• _Task to complete_
Report each line below that carries the word "text".

(Items from a data source)
────────

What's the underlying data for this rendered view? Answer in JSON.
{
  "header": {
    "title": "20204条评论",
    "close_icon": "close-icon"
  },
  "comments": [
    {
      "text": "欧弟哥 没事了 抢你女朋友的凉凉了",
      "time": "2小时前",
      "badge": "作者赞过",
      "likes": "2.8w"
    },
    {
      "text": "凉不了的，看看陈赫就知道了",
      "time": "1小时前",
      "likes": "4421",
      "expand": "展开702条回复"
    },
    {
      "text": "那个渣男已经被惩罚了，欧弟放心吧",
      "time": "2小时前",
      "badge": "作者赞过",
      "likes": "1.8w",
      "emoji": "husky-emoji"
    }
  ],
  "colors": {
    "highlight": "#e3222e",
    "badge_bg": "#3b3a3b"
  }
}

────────

• _Reply_
      "text": "欧弟哥 没事了 抢你女朋友的凉凉了",
      "text": "凉不了的，看看陈赫就知道了",
      "text": "那个渣男已经被惩罚了，欧弟放心吧",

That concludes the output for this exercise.